[[ EXERCISE MATERIALS open ]]

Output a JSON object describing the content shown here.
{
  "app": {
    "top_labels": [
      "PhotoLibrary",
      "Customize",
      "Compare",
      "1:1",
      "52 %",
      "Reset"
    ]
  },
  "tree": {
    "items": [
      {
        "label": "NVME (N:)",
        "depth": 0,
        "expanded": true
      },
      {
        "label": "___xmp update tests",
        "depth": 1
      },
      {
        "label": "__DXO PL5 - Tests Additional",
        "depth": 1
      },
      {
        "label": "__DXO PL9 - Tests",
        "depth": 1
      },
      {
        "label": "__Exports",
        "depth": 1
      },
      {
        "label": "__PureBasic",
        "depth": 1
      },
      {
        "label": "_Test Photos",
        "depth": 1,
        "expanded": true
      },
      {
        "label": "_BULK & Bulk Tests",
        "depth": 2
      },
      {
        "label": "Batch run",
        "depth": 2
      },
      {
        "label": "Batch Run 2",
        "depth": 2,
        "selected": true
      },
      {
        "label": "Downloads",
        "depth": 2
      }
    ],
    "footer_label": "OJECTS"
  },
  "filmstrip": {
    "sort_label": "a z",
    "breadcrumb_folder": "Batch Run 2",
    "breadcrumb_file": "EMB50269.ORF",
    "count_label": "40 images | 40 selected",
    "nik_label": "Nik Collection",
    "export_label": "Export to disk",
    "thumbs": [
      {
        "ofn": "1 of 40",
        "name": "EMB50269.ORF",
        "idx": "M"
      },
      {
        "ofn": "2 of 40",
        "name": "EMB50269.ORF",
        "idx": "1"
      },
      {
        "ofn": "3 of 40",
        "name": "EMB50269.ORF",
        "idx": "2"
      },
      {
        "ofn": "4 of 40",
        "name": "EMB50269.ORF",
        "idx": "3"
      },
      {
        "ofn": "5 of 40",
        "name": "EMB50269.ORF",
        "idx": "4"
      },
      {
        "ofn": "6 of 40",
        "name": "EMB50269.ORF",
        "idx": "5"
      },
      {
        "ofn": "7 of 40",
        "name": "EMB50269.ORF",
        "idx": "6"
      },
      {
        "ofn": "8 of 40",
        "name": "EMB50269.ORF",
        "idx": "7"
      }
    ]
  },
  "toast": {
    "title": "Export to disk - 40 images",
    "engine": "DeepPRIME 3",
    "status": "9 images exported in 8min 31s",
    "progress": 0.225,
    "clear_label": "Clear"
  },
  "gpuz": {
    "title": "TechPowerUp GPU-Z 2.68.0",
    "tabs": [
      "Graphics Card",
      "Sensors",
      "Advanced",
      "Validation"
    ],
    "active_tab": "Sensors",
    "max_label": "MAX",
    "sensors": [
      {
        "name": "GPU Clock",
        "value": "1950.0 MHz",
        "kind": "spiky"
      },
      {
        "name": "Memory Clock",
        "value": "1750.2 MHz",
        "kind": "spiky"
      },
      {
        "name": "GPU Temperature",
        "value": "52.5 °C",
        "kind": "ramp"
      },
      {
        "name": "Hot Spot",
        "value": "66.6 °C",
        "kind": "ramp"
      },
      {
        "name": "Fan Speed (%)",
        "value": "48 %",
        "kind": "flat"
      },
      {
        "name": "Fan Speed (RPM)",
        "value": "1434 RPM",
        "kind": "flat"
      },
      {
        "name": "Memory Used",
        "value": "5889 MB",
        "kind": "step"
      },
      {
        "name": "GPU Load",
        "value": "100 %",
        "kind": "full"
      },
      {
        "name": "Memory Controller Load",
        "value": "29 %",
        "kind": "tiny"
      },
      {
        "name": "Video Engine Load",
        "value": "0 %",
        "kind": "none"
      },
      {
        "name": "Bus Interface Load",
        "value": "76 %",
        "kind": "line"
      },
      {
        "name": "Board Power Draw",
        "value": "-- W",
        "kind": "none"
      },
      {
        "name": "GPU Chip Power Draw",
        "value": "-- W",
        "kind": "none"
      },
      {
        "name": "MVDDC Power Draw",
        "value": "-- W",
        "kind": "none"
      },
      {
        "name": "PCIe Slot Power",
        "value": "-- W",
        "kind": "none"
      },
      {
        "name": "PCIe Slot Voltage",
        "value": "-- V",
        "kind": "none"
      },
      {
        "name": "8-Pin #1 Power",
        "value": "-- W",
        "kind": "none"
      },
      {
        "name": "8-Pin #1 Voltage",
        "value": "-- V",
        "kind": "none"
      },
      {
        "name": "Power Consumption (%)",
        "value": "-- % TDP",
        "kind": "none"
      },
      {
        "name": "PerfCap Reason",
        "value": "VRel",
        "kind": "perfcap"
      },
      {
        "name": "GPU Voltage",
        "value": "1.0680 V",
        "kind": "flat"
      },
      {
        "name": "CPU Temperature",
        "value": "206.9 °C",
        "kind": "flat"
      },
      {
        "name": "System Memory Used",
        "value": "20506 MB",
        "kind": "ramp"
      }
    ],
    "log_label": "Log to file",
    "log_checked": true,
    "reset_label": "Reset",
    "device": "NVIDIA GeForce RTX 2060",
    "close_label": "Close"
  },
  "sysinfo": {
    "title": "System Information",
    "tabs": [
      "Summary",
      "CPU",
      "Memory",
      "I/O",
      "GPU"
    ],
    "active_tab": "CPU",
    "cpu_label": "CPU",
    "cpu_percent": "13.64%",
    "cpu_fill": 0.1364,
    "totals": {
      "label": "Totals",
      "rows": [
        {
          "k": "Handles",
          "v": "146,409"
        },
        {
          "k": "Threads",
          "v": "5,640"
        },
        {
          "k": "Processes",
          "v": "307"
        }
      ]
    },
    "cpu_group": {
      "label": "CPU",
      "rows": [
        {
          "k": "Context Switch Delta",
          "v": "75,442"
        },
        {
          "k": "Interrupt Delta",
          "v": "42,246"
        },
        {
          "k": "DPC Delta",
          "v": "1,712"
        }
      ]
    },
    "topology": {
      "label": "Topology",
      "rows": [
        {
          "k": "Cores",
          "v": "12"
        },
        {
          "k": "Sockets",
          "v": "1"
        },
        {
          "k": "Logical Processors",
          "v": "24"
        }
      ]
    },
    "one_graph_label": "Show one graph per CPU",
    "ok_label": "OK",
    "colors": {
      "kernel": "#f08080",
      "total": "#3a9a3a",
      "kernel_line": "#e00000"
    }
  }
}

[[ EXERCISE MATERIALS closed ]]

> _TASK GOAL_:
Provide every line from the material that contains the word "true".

> _TASK ANSWER_:
        "expanded": true
        "expanded": true
        "selected": true
    "log_checked": true,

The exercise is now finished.